Way back when, I read a poem by Korean poet Ryu Shi-hwa. My friend and language partner at the time, Kwang-im, suggested him when I was suddenly struck with the desire to read Korean poetry. Now, I’m not inherently a lover of poetry but through my many years as a student of English literature (which came to an end right before college), I’ve managed to amass a few favorites. Sylvia Plath, Edgar Allan Poe, T.S. Eliot, to name a few. And, having scoped out as many poems as I can find by him, I can now add 류시화 to that list. His poetry is simple, yet deep and ponderous at the same time. A fellow poet describes Ryu’s poetry as such:
“류시화 시인은 일상 언어들을 사용해 신비한 세계를 빚어낸다. 바로 이 점이 그의 시의 중요한 미덕이다.” – 이문재 (시인)
Poet Ryu Shi-hwa evokes the mysteries of this world using everyday language. This is the most significant virtue of his poetry. – Lee Moon-jae (poet)
When I went to Korea back in September 2014, I was thrilled to finally add one of his anthologies to my Korean literature collection.
The title of this particular anthology translates to The Love of the One-eyed Fish. The titular poem is actually one of my favorites. This is the first half of it:
외눈박이 물고기처럼 살고 싶다
두눈박이 물고기처럼 세상을 살기 위해
평생을 두 마리가 함께 붙어 다녔다는
외눈박이 물고기 비목처럼
<외눈박이 물고기의 사랑>에서
The poet wants to live and love like a one-eyed fish. Why? Because in order to live like a normal two-eyed fish, two one-eyed fishes have to stick by each others’ side and swim about together. It’s a poem about longing for companionship in life.
In this particular anthology, and in most of his other works too, Ryu’s poems are rooted in nature. Trees, birds, rain, fish, etc., sometimes anthropomorphized, nearly always complimented with a very human emotion or desire. Nature and humanity are often inextricable.
여우와 여우 사이
별과 별 사이
마음과 마음 사이
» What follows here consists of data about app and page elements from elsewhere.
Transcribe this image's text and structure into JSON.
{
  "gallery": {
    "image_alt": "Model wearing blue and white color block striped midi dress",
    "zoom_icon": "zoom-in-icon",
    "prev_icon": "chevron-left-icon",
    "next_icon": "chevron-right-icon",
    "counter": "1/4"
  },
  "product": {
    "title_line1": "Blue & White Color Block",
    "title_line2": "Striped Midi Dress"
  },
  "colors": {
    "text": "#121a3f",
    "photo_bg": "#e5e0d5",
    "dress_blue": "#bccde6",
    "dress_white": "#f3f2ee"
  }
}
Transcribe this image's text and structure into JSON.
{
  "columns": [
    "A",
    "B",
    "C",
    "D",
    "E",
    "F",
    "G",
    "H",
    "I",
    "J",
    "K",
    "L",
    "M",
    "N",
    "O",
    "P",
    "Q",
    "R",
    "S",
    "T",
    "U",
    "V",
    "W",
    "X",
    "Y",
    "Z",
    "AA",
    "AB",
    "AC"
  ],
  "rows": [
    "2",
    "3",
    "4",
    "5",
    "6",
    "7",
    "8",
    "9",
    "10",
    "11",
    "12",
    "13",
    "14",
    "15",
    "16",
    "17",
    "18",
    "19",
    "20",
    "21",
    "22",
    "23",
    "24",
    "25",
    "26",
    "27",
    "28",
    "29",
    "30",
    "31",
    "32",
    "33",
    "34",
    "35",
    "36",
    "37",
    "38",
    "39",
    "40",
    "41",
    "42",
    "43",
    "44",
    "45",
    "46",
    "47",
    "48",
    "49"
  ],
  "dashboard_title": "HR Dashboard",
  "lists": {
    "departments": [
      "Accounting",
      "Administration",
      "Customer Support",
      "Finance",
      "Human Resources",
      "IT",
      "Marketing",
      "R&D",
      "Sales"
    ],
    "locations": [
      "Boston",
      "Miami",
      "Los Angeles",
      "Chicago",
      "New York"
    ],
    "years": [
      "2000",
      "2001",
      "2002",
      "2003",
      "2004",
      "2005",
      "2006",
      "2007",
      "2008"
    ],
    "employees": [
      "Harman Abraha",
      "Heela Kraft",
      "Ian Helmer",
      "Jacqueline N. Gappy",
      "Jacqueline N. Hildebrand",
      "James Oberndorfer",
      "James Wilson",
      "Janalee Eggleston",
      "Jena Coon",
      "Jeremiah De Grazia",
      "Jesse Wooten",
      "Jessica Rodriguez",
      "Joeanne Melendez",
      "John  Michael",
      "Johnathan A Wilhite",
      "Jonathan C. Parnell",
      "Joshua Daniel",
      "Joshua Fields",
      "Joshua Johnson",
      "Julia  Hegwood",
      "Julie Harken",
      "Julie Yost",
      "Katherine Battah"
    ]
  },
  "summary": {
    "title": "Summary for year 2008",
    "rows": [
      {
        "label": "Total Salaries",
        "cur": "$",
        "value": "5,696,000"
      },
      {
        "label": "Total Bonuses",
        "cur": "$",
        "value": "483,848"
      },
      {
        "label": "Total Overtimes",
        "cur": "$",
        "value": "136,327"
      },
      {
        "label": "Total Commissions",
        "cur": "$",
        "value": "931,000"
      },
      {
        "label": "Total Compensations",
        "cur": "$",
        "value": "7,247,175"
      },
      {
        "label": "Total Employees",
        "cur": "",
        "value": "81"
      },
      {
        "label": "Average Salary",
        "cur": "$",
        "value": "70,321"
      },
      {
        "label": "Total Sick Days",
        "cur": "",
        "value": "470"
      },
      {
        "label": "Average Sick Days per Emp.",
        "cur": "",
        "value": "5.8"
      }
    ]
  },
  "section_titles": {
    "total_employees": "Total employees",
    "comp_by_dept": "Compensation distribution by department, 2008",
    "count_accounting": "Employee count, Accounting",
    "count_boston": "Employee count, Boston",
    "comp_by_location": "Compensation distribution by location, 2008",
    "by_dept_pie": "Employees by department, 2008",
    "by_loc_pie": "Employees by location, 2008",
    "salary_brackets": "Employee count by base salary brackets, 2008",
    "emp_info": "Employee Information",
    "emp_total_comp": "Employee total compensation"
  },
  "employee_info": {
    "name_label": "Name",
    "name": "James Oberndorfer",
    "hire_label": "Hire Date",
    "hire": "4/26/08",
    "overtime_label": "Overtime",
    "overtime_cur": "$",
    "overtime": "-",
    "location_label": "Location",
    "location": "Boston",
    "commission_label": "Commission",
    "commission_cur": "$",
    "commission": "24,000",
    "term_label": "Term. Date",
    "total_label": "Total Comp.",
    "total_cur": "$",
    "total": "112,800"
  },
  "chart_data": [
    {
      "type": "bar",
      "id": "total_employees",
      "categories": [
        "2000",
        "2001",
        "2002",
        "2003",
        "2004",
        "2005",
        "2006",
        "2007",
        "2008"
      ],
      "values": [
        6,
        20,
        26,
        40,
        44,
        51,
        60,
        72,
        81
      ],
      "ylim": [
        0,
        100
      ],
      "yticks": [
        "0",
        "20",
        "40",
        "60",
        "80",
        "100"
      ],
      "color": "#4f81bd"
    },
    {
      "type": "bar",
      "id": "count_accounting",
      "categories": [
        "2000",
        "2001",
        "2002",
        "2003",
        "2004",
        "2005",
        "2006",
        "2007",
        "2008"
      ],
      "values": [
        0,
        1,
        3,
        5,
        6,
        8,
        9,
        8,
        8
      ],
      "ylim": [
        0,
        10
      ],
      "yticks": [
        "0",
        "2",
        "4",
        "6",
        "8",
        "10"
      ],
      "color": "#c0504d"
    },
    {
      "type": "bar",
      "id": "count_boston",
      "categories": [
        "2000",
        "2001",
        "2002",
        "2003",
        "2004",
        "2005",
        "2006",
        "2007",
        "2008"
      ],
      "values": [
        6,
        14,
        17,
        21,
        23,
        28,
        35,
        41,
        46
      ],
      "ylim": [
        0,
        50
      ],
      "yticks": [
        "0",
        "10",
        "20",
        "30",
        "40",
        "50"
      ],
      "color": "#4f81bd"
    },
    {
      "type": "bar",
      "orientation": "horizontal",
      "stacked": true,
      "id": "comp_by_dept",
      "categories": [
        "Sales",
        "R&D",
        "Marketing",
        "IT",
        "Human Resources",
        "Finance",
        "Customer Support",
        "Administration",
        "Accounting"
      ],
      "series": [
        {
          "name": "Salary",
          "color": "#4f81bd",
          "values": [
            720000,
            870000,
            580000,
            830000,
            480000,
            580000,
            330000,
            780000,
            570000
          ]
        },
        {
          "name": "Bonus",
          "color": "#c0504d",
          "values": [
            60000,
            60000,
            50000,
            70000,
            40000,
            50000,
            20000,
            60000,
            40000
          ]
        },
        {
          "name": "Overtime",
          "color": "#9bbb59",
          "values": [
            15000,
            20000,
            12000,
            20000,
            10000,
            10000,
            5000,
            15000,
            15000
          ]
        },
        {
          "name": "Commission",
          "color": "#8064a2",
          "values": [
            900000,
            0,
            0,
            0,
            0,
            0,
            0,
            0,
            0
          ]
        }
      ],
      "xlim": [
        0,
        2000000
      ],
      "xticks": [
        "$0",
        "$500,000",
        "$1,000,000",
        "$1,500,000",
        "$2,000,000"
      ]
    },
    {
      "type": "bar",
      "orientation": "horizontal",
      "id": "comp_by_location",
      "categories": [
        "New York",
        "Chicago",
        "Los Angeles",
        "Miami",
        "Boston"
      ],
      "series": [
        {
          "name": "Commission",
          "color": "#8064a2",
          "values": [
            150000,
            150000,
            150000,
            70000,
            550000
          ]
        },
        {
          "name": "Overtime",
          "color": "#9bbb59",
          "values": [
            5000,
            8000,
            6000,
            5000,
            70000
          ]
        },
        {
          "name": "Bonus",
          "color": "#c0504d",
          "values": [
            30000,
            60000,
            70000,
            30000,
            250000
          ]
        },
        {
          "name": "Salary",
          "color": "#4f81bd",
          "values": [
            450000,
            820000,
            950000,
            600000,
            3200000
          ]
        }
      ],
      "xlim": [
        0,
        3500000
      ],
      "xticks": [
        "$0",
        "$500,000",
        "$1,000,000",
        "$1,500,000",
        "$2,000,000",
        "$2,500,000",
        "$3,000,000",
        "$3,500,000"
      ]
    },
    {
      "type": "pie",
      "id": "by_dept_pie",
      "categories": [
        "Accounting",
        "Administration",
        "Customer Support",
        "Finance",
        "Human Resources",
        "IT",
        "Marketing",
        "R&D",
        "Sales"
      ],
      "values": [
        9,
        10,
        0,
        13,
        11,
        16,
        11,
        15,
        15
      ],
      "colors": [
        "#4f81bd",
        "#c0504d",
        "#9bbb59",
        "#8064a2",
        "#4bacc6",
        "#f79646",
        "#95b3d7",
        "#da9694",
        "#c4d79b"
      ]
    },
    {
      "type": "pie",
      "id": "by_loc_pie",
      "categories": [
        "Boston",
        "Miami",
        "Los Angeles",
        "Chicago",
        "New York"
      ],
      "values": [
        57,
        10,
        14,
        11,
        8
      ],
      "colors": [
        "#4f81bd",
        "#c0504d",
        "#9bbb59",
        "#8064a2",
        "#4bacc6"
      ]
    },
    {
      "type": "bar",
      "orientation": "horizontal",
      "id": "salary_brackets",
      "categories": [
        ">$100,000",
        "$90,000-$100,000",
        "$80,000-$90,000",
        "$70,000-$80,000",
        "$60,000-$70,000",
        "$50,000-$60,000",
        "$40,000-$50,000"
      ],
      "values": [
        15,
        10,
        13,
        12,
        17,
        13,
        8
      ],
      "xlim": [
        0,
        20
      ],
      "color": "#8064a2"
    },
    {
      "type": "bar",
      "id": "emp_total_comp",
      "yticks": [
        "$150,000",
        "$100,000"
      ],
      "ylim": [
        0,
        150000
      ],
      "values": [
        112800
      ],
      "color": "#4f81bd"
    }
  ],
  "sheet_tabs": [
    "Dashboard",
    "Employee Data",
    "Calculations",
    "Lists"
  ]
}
그 사이가 없는 곳으로 가고 싶다
물과 물고기에게는 사이가 없다
바다와 파도에는 사이가 없다
새와 날개에는 사이가 없다
나는 너에게로 가고 싶다
사이가 없는 그곳으로
In this excerpt, the poet laments there being a “distance” between everything in the world – between vixens, between stars, between hearts. But he soon realizes there are some things that are truly inseparable – there is no distance between fish and the water they swim in, between the ocean and its waves, between a bird and its wings. Likewise, the poet wants to exist in a place where there will be no distance between himself and his lover.
What I love about Ryu’s poetry is how deeply I can feel in response to it. Many of his poems are tinged with a wistfulness, a slight melancholy that makes you introspect on your own life, your own mistakes and regrets. Every one of his poems has touched a visceral sadness within me. But at the same time, they are not depressing. Rather, they let you embrace and accept the emotion and move past it in some way. Perhaps that’s just me.
소금별에 사는 사람들은
눈물을 흘릴 수 없네
소금별이 녹아 버리기 때문
눈물을 감추려고 자꾸만
소금별이 더 많이 반짝이는 건
Reading this one makes me think of Le Petit Prince. You know that saying that says the saddest people smile the brightest? That’s what I thought of when I read this poem. This poem is for the people whose eyes shine bright with tears held back, because shedding them would mean shattering the illusion of contentment they’ve worked so hard to build. Ah yes.